• **What is required**
Comb the records below for the string "this" and copy each line where it turns up.

App and web page records

###

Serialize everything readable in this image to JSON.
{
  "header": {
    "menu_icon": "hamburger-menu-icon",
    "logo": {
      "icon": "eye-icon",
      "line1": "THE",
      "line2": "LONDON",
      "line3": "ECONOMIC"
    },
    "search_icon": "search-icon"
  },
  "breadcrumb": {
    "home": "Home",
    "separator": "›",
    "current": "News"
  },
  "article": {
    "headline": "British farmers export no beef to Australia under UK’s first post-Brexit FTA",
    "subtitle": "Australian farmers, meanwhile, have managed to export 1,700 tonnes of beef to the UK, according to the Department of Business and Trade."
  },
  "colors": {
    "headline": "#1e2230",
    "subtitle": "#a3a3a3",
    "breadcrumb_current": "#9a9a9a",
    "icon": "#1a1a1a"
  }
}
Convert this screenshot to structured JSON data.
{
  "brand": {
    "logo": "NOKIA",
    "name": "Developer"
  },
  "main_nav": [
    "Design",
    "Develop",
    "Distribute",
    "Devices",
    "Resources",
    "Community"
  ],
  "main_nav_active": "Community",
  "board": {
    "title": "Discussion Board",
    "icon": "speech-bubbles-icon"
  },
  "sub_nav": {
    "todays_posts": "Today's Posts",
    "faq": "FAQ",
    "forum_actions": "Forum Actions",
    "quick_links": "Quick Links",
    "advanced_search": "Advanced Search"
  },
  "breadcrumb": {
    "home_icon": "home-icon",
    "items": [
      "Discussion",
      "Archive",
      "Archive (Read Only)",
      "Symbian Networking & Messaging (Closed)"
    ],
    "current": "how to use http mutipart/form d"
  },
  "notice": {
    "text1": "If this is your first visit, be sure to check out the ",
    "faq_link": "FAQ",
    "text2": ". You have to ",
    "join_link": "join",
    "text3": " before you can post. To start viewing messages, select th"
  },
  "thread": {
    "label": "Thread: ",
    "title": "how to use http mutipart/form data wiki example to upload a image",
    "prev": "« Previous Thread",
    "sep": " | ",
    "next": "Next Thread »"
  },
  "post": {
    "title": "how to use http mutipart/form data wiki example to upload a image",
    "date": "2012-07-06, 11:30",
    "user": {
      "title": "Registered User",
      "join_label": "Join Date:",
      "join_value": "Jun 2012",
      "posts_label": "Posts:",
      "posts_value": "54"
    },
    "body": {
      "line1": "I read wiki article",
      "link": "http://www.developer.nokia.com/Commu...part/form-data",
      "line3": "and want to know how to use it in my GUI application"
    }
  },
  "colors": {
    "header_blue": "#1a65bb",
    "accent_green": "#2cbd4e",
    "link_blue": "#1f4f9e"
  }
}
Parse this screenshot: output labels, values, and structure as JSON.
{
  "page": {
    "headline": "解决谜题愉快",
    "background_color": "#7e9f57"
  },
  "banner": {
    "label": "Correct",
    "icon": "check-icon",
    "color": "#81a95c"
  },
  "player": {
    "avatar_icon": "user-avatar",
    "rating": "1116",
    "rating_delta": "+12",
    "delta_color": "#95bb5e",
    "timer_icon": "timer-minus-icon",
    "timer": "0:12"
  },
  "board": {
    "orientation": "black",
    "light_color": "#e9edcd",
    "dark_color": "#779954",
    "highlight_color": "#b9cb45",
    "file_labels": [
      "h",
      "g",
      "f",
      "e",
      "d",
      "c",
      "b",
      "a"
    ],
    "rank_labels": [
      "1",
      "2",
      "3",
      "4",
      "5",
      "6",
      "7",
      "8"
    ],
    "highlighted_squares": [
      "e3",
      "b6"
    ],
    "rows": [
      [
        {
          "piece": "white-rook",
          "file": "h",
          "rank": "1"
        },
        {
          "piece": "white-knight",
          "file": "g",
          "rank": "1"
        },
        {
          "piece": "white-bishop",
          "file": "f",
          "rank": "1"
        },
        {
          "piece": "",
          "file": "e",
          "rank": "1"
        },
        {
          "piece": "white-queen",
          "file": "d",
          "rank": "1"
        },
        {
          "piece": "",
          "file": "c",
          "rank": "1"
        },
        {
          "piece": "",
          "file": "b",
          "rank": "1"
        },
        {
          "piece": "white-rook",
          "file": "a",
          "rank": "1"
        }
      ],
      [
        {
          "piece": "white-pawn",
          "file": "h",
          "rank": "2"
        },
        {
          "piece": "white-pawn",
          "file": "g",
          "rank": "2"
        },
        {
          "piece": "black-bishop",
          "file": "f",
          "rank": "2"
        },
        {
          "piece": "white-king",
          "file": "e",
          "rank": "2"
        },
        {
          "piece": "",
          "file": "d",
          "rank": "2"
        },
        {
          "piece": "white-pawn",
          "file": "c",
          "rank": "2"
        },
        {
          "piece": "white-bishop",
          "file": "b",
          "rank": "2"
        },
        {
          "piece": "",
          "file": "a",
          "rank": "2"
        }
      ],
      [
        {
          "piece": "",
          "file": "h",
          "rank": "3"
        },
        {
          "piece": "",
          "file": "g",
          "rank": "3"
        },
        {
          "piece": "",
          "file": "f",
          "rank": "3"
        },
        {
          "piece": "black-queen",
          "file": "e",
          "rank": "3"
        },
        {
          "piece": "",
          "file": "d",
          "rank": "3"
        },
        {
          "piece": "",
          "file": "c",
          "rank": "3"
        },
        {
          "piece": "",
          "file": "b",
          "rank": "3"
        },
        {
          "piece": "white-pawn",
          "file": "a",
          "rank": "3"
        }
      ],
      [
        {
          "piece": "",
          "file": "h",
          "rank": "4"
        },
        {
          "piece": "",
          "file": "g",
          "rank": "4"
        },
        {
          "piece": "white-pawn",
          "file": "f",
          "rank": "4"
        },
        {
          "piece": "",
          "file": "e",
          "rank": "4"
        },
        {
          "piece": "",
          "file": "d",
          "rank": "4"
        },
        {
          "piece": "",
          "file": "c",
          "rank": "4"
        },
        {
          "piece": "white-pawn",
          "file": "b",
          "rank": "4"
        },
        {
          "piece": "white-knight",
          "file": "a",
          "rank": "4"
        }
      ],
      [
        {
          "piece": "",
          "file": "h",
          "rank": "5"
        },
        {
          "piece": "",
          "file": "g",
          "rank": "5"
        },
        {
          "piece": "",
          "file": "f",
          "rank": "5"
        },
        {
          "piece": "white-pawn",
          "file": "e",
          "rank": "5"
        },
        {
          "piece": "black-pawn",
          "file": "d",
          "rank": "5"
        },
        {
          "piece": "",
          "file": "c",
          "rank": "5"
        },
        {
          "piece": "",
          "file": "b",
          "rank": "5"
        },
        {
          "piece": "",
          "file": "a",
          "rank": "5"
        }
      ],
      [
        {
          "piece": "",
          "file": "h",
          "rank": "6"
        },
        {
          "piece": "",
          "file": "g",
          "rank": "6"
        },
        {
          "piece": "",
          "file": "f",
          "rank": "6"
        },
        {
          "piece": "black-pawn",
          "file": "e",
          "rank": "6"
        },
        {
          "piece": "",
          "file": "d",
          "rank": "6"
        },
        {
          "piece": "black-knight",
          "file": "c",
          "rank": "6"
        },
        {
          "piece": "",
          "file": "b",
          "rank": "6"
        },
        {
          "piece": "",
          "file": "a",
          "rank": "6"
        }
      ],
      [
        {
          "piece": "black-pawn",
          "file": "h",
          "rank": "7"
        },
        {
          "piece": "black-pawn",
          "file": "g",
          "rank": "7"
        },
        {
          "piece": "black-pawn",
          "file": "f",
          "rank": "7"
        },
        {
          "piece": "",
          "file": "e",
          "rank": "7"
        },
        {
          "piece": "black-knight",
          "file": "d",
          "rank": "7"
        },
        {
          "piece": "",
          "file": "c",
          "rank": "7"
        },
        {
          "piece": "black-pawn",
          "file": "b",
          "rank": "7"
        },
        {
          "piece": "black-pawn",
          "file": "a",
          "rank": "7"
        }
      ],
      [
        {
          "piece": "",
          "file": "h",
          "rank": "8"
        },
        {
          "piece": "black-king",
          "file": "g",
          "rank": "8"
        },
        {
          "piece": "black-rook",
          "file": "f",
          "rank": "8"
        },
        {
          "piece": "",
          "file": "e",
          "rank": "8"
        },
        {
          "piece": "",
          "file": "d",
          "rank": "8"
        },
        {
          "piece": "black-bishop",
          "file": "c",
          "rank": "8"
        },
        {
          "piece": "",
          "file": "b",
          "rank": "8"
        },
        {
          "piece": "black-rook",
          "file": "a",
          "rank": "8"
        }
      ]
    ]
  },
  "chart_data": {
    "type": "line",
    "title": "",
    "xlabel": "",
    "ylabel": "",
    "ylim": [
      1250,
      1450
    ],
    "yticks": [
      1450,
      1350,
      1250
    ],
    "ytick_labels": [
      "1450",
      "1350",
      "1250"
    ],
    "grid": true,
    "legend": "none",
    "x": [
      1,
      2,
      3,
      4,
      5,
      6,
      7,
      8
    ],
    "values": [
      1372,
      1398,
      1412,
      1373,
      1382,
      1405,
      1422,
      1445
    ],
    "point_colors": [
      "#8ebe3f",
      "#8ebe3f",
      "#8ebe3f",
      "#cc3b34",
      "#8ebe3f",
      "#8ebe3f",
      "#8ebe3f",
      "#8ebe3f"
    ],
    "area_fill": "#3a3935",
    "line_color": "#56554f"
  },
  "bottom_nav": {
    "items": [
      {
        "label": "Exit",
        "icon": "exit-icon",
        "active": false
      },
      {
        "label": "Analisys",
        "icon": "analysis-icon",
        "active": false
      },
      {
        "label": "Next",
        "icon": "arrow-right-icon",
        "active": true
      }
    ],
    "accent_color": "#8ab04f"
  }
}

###

• **Answer below**
Serialize everything readable in this image to JSON.
Convert this screenshot to structured JSON data.
    "text1": "If this is your first visit, be sure to check out the ",
Parse this screenshot: output labels, values, and structure as JSON.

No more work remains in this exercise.